    One common issue brought up by students is price. “It is pricey and ineffective,” said Jareth Spirio, a summer camp teacher for TheaterWorks and actor for the Fine Arts Center. He elaborates, mentioning that it is usually cheaper to shop around. Some students mention that some of the books they need end up selling out before everyone in their classes are able to get one.

    Another popular complaint of students is the large crowds in the first few weeks of the semester. One student, Arantxa Chavez, a junior studying Theater, said “The UCCS Bookstore tends to have really long lines.”   

    Chavez is often  put off by the history of crowded chaos at the store, but also admits that it might just be a symptom of a new semester and will eventually die down.  

    With plenty of online competition, the pressure is on for this resource to improve its image.

Paul Deniston, Director of Retail Services at UCCS, is subsequently the person in charge of making improvements.

    Deniston seemed confident and ready for the coming chaos, mentioning that they had just added to the staff. This should provide some extra power to deal with the masses as the semester revs up.  He also put together a plan to deal with the stress of the crowded store. “We’re going to be serving beverages in line, we’ve never done that before,” he said.

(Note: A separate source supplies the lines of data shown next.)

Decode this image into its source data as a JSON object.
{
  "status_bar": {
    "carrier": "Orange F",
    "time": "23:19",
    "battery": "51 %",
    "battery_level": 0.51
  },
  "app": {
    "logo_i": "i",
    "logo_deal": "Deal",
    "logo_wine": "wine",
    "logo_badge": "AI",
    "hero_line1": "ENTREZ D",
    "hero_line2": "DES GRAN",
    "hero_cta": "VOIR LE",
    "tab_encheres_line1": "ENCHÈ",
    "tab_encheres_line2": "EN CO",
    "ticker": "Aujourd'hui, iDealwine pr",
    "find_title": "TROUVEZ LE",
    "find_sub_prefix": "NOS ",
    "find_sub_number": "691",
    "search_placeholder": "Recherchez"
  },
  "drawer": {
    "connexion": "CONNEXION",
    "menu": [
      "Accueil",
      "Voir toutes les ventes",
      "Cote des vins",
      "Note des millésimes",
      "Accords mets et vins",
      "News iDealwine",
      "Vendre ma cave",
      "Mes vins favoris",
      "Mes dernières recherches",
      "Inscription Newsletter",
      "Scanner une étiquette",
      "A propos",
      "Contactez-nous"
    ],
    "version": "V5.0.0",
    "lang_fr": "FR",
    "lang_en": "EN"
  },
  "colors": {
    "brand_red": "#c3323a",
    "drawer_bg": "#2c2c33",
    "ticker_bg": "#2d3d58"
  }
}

    With this added preparation for the first few weeks, students might expect a smoother experience than in past semesters.

    Deniston also seemed to be battling alongside students when it comes to pricing. “We really do have students in mind with every decision we make.” He went on to mention a program he called “price transparency,” which allows students to use a price comparison tool to shop for textbooks with other key competitors right on the UCCS website.

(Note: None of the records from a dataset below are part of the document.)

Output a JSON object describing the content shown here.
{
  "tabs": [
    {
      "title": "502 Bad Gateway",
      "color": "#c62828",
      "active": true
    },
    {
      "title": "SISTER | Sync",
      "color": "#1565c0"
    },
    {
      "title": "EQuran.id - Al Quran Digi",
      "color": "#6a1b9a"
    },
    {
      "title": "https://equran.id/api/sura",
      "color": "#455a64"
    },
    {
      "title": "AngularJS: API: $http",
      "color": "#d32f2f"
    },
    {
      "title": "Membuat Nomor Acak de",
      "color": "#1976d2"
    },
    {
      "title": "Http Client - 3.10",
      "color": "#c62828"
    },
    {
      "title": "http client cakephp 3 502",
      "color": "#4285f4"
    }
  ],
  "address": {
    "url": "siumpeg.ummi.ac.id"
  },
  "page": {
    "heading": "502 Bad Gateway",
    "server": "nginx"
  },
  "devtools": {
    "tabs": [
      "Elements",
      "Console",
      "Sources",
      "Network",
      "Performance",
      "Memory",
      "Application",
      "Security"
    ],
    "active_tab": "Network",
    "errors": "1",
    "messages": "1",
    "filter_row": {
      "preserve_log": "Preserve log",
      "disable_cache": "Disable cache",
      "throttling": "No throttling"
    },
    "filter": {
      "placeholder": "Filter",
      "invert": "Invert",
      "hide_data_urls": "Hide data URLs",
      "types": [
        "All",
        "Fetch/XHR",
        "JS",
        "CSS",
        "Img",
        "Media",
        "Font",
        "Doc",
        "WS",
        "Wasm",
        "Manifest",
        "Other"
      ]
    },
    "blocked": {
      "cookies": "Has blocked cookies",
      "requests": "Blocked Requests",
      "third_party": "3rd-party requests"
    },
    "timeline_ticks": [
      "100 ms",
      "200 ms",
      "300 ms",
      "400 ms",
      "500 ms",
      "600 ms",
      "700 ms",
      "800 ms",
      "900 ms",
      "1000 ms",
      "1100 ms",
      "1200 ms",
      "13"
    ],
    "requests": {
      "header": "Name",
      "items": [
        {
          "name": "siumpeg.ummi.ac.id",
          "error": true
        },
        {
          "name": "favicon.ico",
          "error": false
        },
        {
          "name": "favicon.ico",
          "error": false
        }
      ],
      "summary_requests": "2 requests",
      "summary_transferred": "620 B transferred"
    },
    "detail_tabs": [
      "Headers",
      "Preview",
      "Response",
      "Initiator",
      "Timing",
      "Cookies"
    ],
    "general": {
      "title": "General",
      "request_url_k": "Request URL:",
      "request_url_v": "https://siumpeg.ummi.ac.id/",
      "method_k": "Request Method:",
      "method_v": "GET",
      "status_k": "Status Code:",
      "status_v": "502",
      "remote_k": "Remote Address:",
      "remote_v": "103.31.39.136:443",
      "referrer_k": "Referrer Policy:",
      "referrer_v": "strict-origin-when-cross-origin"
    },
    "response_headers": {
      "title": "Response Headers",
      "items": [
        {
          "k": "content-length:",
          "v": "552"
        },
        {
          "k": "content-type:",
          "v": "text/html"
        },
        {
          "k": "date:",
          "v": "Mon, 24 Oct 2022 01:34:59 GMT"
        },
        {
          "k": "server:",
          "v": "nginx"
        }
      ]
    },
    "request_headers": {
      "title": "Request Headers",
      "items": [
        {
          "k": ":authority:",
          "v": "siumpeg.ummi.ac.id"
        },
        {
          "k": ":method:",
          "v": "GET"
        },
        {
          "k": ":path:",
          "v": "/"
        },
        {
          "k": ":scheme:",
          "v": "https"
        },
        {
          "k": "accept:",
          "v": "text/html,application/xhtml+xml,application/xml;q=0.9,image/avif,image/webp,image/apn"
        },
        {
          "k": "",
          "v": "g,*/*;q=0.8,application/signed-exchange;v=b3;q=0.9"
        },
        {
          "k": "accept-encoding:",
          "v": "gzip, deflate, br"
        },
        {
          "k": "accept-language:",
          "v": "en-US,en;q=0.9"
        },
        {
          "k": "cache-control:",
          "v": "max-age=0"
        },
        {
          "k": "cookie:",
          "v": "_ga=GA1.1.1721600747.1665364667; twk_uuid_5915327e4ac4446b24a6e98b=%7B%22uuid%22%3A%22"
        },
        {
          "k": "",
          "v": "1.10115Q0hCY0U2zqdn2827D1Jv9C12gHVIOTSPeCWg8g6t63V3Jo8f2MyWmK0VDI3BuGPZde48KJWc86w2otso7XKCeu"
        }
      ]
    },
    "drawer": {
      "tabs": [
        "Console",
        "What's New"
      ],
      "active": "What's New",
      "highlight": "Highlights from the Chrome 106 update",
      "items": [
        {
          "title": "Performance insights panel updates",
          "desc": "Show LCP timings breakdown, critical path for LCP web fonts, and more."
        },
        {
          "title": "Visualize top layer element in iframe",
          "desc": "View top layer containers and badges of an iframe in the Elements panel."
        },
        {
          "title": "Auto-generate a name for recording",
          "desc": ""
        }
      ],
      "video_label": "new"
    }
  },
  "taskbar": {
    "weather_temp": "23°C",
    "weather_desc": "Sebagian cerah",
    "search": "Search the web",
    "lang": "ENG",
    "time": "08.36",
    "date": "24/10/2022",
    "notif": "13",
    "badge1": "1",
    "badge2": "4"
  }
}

    “We always use market pricing,” said Deniston, referring to the bookstore’s practice of comparing prices to offer the most competitive price possible. They have also increased the number of used books they carry and have expanded the rental program that they offer.

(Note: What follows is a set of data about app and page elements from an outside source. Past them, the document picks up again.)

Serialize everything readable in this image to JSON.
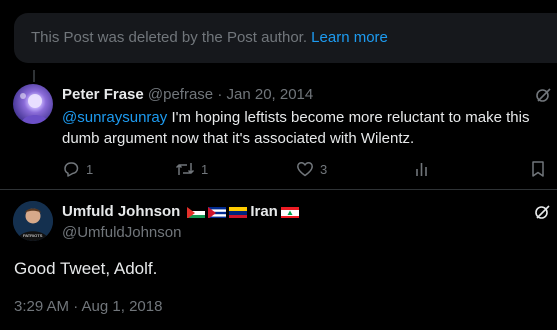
{
  "notice": {
    "text": "This Post was deleted by the Post author.",
    "link": "Learn more"
  },
  "tweet1": {
    "name": "Peter Frase",
    "handle": "@pefrase",
    "separator": "·",
    "date": "Jan 20, 2014",
    "mention": "@sunraysunray",
    "text": " I'm hoping leftists become more reluctant to make this dumb argument now that it's associated with Wilentz.",
    "actions": {
      "reply_count": "1",
      "retweet_count": "1",
      "like_count": "3"
    }
  },
  "tweet2": {
    "name": "Umfuld Johnson",
    "name_suffix": "Iran",
    "handle": "@UmfuldJohnson",
    "text": "Good Tweet, Adolf.",
    "timestamp": "3:29 AM · Aug 1, 2018"
  },
  "colors": {
    "accent": "#1d9bf0",
    "muted": "#71767b",
    "text": "#e7e9ea",
    "background": "#000000"
  },
  "icons": [
    "grok-icon",
    "reply-icon",
    "retweet-icon",
    "like-icon",
    "views-icon",
    "bookmark-icon"
  ]
}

    Another feature being added is a digital subscription option. This allows students to pay a subscription fee to get access to a broad array of digital textbooks. According to the bookstore’s website, “These subscriptions save students money over individual prices.”

    Deniston is also trying to get ahead of the complaints. He and the bookstore have recently hired four Student Advocates to focus on finding ways to collaborate with the student body to improve the bookstore experience. They will act as liaisons for students moving forward.

    Deniston seemed to be doing everything in his power to address the issues that students have, but will it be enough to satisfy the previously unhappy customers? Now that more textbooks, price comparison tools, free drinks in line and student liaisons have been added to the bookstore’s resources, perhaps students will find less stress in shopping for their textbooks at UCCS.